When Michigan coach Mike McGuire began recruiting Andrea Parker for the cross-country team, he knew he would have no problem convincing her to come to Ann Arbor. Her older sister, Tracy, had run for him at Michigan until 1997, and he knew of Andrea since she was in 10th grade.
But Parker, now a fifth-year senior, was not sure that she even wanted to run in college. McGuire describes convincing Parker to join the team as being like “pulling teeth,” which is ironic for a runner he says is “as into (running) as anybody I’ve ever had.”
Eventually Parker did join, and she certainly hasn’t looked back, even though she has had occasion to.
In the summer prior to her first season on the team, Parker had both mono and tonsillitis, which resulted in a redshirt her first year.
She soon ran into far bigger problems. There was something wrong with her stomach, and the pain would hamper her in longer races. She wasn’t running the times she knew she was capable of.
So, in addition to the physical pain she experienced during a race, there was enormous mental frustration she experienced was enormous. She went to eight different doctors, and none could figure out what was wrong or offer a solution. But she didn’t quit.
“I had never quit anything in my life up to that point, and I certainly was not about to start doing it now,” Parker said. “I knew there were lots of other people who had experienced pain similar to this, and they had gotten through it, so I was determined to do the same. The thought of quitting never even entered my mind.”
McGuire attributes her perseverance to her competitive desire.
“She’s an extremely fierce competitor, which is why I think the stomach issues were so hard for her,” McGuire said. “One of the toughest things about it was that her results really weren’t mirroring her competitive spirit, or the effort that she was putting into her running and that she deserved to get out of it.”
Parker struggled through these problems for the first three years of her running career. McGuire felt her results were good — 17th at the Big Ten Championship as a sophomore and 152nd and 195th at the NCAA Championship in 2002 and 2003, respectively.But these results didn’t represent what everyone knew she could achieve.
Finally, she saw a doctor who figured out the problem — a circulatory-system disorder that prevented blood from reaching her abdomen — and prescribed her medication. The pills have worked brilliantly, and Parker, McGuire and the team could not be happier.
“This is by far my best season, and it almost makes it better that I had to struggle through adversity in order to achieve it because it just makes it that much more rewarding,” Parker said. “I feel great.

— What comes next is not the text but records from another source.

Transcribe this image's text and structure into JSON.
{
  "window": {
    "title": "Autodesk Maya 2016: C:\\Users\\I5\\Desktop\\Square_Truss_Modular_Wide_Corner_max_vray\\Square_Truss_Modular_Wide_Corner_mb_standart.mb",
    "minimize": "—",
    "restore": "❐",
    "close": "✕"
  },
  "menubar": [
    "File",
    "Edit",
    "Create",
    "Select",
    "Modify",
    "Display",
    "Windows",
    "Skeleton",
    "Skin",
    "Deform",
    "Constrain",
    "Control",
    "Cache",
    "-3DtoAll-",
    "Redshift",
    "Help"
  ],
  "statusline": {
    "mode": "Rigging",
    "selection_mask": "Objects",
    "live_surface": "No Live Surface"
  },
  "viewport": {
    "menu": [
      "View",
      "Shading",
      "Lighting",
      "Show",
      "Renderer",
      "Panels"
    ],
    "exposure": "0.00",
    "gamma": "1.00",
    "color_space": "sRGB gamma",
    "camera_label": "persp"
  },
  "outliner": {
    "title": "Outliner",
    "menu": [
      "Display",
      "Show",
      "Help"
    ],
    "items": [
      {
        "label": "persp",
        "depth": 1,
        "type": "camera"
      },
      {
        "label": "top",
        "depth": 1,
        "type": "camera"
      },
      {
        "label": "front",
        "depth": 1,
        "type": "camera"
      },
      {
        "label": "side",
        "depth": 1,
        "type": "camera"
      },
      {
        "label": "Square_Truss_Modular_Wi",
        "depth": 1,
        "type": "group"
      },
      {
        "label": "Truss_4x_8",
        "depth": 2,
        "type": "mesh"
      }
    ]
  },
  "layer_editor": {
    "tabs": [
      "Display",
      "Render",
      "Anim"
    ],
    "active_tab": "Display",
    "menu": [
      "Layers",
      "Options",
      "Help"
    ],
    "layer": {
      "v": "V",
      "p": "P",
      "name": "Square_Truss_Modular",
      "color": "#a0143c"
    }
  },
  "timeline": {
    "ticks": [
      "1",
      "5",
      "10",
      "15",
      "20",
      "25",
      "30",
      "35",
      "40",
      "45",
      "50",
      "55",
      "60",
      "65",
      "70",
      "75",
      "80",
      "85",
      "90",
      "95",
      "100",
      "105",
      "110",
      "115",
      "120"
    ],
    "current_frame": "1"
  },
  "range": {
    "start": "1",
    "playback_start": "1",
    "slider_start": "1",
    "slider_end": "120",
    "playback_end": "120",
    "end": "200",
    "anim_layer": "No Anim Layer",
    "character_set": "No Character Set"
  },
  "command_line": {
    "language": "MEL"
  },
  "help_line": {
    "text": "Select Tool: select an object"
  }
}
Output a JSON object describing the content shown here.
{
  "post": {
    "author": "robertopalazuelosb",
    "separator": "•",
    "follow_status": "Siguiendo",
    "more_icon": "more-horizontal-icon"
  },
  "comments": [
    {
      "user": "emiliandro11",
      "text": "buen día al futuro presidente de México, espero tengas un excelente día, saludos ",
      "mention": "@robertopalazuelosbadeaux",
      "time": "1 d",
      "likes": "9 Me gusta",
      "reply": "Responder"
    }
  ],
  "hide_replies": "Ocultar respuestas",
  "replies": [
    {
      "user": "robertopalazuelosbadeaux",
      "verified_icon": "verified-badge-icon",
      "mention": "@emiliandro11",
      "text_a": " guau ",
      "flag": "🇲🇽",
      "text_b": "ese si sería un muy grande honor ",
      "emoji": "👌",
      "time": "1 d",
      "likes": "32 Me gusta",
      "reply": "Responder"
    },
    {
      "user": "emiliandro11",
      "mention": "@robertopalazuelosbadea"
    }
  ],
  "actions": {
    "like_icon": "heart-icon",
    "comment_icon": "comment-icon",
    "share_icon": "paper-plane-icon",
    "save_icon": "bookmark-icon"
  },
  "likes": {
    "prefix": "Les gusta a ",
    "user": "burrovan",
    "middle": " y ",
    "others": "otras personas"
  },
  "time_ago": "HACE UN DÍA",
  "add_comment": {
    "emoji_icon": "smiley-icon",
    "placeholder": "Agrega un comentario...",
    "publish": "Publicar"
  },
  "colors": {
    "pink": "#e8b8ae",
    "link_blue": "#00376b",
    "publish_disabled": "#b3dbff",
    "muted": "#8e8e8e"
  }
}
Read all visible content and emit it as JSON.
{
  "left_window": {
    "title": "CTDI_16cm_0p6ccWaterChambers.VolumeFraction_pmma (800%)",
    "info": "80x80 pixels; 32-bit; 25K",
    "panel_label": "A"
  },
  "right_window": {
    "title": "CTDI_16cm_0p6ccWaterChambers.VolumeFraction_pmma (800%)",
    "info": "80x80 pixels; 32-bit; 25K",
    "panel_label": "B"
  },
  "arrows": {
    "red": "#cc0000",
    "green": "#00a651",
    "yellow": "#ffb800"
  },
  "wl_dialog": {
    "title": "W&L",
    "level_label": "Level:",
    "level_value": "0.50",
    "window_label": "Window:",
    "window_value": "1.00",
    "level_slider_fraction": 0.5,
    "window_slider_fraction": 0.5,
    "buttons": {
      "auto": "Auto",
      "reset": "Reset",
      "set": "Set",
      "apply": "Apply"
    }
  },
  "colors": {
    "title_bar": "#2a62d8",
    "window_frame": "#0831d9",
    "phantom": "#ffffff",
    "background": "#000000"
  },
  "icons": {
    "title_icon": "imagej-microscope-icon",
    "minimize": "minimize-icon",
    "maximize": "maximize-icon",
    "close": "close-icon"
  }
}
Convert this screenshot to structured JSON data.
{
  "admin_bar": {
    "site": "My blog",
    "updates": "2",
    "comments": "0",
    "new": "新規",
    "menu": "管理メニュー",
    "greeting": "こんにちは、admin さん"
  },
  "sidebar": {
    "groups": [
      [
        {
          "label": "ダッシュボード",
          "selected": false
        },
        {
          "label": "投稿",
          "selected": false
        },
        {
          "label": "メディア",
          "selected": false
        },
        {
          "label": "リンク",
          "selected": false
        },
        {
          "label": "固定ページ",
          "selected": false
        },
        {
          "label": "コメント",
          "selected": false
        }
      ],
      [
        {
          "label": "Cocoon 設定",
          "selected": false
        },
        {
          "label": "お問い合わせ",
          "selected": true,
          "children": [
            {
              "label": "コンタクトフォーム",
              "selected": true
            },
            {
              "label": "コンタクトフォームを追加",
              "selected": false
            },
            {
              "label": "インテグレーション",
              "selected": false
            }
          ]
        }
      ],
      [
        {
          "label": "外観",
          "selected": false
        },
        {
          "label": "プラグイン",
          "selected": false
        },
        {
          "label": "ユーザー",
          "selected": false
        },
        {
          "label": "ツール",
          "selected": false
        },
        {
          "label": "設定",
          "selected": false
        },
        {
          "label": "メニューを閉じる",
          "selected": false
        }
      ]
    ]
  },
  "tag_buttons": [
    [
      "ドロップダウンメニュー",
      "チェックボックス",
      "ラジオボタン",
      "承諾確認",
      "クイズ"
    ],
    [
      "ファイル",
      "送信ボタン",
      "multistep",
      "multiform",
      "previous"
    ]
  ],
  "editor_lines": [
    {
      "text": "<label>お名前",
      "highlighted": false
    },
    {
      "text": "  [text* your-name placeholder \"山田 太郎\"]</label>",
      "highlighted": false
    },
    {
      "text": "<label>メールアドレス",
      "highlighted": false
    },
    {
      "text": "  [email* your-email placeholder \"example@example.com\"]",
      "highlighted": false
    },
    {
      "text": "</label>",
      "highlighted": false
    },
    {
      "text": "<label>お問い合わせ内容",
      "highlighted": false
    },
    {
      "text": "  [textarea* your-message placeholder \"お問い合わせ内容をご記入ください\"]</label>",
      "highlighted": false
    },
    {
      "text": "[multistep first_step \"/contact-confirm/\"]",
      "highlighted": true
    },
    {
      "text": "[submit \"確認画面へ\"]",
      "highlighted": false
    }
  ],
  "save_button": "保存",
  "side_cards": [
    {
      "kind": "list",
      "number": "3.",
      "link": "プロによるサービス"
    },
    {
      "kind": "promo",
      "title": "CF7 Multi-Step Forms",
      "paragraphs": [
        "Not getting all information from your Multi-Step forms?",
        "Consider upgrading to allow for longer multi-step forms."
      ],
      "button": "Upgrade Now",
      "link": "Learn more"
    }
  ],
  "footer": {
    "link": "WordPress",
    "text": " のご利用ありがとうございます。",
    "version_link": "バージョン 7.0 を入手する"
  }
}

I am running the way I want to run and I am really helping the team win.”
McGuire calls Parker a champion, and really admires the way she has pulled through adversity to become one of his top runners this year.
She finished ninth at the Big Ten Championship — 19 spots lower than in 2003 — and the team expects big things from her at this year’s NCAA Championship today in Terra Haute, Ind.
But McGuire isn’t surprised that Parker has been able to achieve these results.
“The sign of a champion is the type of person who can persevere through tough situations and extenuating circumstances — and Andrea really epitomizes that,” McGuire said.
For now, Parker is just enjoying her last season.
“It feels like I’ve really come full circle since my freshman year, and this year has just been the culmination of all the hard work that I’ve put into it since then,” Parker said. “I feel like a million bucks.”